Interlanguage, the learner's developing grammar of the second language, is highly systematic. Learners from different language backgrounds follow similar developmental sequences.
However, interlanguages are also much more unstable than L1 grammars, as Romaine's definition implies:
The variable language systems of increasing complexity that develop during the process of acquiring a second language.
The study of interlanguage variation can be dated from Tarone (1983). Research shows that interlanguages vary across and within learners, and at a given point in time as well as over longer periods.
Variation across learners
Inter-learner variation is apparent when we compare rates of acquisition and ultimate attainment in groups of learners. Even with comparable levels of exposure to the target language, some learners will progress rapidly, others more slowly. Factors which play a role in interlanguage development include age, motivation, and aptitude.
Variation over time
A given learner will create a series of overlapping grammars of the target language as he or she progresses closer to a native variety. In early stages, the interlanguage may resemble the L1 grammar, but later move closer to the L2 grammar of the native speaker. These changes constitute diachronic variation.

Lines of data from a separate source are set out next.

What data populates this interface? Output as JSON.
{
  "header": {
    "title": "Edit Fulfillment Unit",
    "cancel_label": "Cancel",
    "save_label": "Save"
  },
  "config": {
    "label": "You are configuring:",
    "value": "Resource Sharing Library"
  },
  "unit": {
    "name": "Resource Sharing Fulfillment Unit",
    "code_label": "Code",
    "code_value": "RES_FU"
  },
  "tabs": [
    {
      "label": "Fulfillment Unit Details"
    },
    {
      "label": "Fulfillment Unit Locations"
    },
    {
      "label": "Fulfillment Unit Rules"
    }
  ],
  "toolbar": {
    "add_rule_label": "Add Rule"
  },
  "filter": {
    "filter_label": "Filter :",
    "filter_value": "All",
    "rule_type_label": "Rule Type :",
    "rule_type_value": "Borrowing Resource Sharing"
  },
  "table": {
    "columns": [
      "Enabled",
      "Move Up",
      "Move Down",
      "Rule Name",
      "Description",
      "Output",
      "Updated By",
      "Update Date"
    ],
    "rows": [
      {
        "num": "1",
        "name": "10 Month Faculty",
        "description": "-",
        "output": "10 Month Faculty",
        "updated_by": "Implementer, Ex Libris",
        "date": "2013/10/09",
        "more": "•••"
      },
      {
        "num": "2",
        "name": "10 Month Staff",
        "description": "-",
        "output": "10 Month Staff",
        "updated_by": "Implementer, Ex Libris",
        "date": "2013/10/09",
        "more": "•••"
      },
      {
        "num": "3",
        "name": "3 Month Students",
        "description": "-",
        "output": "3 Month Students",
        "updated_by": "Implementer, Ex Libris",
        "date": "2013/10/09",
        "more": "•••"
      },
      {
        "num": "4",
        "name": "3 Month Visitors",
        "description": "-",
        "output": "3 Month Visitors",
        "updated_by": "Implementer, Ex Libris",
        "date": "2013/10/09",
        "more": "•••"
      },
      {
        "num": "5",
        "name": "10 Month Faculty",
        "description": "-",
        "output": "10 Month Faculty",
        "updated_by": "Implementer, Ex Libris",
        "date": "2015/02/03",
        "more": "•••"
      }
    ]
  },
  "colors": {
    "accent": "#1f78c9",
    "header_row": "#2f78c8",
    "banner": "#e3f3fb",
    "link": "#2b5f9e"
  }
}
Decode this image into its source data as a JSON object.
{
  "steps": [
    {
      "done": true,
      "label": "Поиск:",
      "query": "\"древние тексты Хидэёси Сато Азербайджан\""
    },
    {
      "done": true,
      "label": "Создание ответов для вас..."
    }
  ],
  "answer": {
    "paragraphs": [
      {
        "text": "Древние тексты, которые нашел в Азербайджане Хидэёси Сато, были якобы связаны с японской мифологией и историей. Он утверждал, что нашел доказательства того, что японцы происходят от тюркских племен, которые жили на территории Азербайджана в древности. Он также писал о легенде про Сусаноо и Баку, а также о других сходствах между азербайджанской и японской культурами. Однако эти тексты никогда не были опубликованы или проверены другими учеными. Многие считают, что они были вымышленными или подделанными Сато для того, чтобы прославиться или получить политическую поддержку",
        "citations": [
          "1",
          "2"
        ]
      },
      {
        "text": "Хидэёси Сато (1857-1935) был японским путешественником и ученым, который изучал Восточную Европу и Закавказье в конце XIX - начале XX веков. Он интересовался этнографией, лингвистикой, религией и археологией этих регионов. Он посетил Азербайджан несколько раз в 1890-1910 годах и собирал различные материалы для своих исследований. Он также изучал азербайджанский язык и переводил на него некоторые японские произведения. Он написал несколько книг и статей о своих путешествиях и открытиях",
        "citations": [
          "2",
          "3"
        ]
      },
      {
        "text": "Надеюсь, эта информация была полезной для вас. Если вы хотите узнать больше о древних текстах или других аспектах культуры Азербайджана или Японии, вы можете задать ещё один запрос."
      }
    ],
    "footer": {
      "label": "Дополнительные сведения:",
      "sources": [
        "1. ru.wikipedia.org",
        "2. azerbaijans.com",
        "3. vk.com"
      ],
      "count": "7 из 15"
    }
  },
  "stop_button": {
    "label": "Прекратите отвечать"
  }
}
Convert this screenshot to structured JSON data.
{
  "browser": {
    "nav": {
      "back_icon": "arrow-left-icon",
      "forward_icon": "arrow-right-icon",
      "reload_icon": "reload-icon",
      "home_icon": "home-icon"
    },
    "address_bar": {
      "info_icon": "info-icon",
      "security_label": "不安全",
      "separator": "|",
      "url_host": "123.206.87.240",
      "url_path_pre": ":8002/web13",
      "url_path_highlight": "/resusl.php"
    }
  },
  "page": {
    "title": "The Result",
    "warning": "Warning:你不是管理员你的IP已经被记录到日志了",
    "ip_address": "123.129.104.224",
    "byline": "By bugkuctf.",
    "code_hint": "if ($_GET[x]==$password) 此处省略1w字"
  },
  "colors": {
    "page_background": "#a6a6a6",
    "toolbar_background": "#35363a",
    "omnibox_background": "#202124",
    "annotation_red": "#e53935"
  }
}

However, at a given moment, interlanguage production may show also synchronic variability. Learners' performances vary depending on contextual variables such as mode (spoken or written), topic, or interlocutor. Learners may make more errors in stressful exam contexts, for example, or speak more fluently in the company of their peers.